I recently got to sit down and speak with Alexander Barsov, the founder of New York Piano School, which he brought to NYC in January 2020. In our interview below, you’ll learn more about what sets him and his team of instructors apart, and what they’re offering to those who have an interest in learning piano!
Can you tell me about your background?
Musically, my background is in classical composition and piano. I have a conservatory degree in composition and also studied classical piano and pedagogy with Alexander Budyonny. As for my own teaching, I’ve worked with students of all ages and backgrounds, from 3-year olds to 70-year olds. Everyone from complete beginners, to students who have played for a few years and are looking for a new teacher, to retired adults who took lessons in their youth and now want to play Bach again.
What makes your approach special?

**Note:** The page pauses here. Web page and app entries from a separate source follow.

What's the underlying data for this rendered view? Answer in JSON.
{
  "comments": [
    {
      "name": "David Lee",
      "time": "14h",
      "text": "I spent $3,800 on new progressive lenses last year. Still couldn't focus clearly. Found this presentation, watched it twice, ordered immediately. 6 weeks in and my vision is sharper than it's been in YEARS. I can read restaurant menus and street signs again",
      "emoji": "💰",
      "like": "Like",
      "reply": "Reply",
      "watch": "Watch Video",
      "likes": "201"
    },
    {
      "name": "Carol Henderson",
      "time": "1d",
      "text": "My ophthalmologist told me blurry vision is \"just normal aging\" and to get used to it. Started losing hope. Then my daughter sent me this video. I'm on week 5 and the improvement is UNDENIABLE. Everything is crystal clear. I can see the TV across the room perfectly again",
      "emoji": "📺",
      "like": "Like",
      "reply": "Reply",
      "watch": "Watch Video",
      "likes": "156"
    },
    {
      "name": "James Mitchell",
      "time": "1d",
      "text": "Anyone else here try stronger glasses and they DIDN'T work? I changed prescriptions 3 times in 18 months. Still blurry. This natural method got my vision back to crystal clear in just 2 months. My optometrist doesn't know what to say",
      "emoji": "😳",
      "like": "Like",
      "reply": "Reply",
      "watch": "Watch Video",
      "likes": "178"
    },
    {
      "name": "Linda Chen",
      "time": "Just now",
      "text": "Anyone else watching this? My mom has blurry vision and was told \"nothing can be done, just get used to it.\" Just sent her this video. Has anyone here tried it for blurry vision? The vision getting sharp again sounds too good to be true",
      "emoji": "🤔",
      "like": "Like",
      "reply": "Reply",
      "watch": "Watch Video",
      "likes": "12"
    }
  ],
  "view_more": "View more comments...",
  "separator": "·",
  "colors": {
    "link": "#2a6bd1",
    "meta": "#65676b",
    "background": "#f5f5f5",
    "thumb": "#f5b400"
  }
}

We believe strongly in the importance of imaginative and creative thinking in piano playing and music-making. The technical side of playing an instrument is just as important, but it is nothing if it isn’t combined with imaginative musical thinking! When we play, we have to consider the character of the music we’re playing, and to ‘show’ that character in our playing. We try to get children to think creatively about the music from a very young age. Even the simplest little piece for beginners can be played musically and expressively!
We also teach our students how to practice effectively. Oftentimes, people think practicing the piano (or any instrument) is mindless repetition, but that’s both ineffective and boring. We help our students develop practicing skills that help them reach their goals, while engaging their interest.
Are you currently giving lessons in person, or virtually? Or both?
This summer it’s been only virtual. For fall, the plan is to offer (masked) in-person lessons for families who are comfortable with that, and fully virtual lessons for those who would prefer the digital method. Those who register for in-person lessons will be able to switch to virtual at any time, and vice versa.
How do these virtual sessions work, exactly?
Virtual music lessons are like everything else children have recently been doing virtually, with the added presence of a piano or keyboard. Students connect with the piano teacher on Facetime, Skype or Zoom. The student’s device is typically placed to the student’s side, so they can see the teacher and the teacher can see them.
On the teacher’s end, the device is placed similarly, and moved when necessary, to show the hands, or something in the score. Occasionally, there is a multiple-camera system involved (on the teacher’s end), where the teacher has one camera pointed directly at them for personal contact, one pointed at the keyboard, and another pointed at a blank sheet of paper in case something needs to be shown on paper. The teacher can switch between cameras to show something at the piano, to explain something face-to-face, etc.
Do you focus on a specific genre? Or is this multidisciplinary?
We love working with students on music of all genres, from Mozart to jazz standards. Sometimes, students want to play piano arrangements of popular songs, and we’re happy to work on that too. Since the instruction is individual and personalized, lessons can be tailored to a student’s interests.
Is there a certain age group your students tend to be? Or do you work with all ages?
We work with all ages, from very young children to retired adults and everyone in between!
In any experience necessary?
Not at all. Beginners are very, very welcome, as are students who’ve played before.
Can clients do a trial-run before making a commitment? How does your pricing work?
Right now, we’re giving free first-lessons. Typically pricing is by semester, but we are also offering smaller packages, since people aren’t yet used to the idea of virtual piano lessons.
To learn more about Alexander Barsov and New York Piano School, please visit nypianoschool.com.